- [WORK ORDER]
Count how many lines of the data below contain the string "this"; the reply should be that number alone.

- [THE INPUT]
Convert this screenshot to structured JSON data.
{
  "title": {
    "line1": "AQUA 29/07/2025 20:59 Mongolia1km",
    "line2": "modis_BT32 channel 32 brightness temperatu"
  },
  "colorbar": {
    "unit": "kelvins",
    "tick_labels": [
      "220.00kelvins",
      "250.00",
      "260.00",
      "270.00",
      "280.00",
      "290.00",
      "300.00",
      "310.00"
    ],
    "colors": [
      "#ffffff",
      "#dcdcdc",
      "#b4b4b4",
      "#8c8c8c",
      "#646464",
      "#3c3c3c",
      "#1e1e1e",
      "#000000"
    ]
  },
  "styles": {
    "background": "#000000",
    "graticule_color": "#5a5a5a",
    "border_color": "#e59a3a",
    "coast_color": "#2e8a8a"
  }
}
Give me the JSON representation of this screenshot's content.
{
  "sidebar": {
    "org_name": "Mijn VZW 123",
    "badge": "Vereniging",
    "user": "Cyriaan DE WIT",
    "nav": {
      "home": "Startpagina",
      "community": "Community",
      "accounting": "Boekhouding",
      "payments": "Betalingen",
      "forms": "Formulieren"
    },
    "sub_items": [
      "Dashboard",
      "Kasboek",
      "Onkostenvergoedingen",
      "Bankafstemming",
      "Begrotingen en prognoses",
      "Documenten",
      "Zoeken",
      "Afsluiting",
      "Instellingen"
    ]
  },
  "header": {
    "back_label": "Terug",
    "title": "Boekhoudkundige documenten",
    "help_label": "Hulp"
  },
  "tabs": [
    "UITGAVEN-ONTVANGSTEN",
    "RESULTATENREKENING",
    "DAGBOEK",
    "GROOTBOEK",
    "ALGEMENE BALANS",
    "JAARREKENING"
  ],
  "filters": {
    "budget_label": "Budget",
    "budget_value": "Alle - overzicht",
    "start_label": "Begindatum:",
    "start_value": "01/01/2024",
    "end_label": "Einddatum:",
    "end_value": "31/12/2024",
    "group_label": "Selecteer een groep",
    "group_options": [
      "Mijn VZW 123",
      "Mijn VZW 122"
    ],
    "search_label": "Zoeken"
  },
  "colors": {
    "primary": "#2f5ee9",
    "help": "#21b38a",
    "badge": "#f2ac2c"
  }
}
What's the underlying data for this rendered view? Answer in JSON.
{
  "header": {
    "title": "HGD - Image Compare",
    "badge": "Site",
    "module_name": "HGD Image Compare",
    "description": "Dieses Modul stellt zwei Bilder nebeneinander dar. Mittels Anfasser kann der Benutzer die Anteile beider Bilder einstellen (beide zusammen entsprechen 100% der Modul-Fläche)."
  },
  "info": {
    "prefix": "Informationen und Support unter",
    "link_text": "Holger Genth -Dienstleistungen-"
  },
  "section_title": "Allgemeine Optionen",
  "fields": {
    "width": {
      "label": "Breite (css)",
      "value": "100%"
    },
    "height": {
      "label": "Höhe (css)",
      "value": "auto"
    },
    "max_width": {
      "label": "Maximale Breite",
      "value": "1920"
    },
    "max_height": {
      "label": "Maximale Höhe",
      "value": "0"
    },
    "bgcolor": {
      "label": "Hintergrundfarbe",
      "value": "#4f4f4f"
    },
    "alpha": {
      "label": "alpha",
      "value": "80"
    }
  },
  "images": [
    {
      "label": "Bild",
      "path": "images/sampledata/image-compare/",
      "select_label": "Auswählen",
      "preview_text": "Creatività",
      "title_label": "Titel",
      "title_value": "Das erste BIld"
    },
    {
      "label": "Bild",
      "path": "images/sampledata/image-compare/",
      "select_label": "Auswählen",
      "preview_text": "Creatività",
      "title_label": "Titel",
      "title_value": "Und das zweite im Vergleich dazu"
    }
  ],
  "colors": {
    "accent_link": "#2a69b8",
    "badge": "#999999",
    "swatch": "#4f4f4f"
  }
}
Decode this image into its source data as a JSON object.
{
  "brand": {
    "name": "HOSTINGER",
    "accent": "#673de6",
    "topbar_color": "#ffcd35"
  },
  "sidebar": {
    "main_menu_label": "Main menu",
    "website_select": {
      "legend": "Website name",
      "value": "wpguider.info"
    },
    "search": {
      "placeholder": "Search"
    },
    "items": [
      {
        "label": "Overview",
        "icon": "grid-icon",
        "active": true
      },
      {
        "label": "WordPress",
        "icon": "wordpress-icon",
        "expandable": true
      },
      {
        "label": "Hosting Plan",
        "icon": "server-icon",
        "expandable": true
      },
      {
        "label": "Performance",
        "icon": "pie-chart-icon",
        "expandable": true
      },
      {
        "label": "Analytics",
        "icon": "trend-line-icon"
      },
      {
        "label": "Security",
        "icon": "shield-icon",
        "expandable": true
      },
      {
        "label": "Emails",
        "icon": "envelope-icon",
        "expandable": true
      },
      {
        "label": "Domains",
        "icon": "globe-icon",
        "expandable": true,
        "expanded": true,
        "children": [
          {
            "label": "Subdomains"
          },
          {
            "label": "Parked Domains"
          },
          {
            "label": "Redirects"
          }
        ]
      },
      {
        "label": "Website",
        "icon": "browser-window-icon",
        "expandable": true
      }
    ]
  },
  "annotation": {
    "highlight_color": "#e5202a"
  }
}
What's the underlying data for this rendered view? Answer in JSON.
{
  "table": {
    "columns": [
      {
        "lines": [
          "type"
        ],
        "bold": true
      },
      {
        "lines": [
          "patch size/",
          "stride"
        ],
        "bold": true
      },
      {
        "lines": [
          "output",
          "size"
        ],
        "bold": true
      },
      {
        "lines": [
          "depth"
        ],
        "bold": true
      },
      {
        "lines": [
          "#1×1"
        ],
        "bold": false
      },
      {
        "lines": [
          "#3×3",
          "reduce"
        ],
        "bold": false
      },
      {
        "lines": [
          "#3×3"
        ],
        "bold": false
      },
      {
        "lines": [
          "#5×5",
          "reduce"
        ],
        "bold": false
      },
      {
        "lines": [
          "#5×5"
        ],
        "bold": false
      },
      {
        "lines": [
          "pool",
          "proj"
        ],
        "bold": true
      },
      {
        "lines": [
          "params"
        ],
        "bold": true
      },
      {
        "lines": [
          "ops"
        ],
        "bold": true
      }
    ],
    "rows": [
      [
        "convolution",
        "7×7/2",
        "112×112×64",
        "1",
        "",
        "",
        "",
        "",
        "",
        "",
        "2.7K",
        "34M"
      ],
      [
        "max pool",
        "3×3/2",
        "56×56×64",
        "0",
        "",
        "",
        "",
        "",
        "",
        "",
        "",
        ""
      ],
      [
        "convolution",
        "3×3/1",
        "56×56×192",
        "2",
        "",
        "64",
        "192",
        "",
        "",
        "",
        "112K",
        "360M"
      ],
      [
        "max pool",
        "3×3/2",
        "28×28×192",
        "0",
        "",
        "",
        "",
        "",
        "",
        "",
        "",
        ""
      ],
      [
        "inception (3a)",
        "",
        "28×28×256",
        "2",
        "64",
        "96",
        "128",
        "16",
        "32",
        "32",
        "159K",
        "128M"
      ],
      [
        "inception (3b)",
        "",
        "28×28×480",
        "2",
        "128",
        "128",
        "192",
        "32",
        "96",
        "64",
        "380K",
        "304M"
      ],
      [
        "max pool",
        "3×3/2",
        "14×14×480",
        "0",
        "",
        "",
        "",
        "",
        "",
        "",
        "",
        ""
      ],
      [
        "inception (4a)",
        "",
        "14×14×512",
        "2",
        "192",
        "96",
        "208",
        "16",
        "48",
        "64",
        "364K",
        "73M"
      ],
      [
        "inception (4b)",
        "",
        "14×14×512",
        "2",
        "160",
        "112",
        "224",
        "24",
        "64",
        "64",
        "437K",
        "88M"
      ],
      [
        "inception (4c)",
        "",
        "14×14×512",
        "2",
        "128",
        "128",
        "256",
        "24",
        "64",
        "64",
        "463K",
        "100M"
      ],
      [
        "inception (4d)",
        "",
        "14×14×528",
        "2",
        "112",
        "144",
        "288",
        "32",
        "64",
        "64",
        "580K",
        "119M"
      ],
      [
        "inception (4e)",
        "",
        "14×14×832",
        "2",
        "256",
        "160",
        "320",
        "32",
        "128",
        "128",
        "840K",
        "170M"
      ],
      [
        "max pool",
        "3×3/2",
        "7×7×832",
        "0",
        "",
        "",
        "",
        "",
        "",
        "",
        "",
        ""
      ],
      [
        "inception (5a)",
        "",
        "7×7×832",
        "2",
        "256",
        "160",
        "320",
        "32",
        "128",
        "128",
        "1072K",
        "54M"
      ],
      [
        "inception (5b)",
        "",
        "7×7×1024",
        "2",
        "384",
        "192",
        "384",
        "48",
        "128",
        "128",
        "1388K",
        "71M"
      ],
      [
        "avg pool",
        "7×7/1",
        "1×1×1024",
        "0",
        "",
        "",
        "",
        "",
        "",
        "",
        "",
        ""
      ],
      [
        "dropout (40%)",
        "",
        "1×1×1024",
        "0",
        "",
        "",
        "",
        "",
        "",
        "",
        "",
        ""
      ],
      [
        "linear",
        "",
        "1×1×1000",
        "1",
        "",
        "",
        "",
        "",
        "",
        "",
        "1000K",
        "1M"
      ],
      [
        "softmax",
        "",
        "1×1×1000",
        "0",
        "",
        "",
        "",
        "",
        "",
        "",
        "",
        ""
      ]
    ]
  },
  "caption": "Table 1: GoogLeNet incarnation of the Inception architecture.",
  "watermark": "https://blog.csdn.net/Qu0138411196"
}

- [SOLVED PROBLEM]
5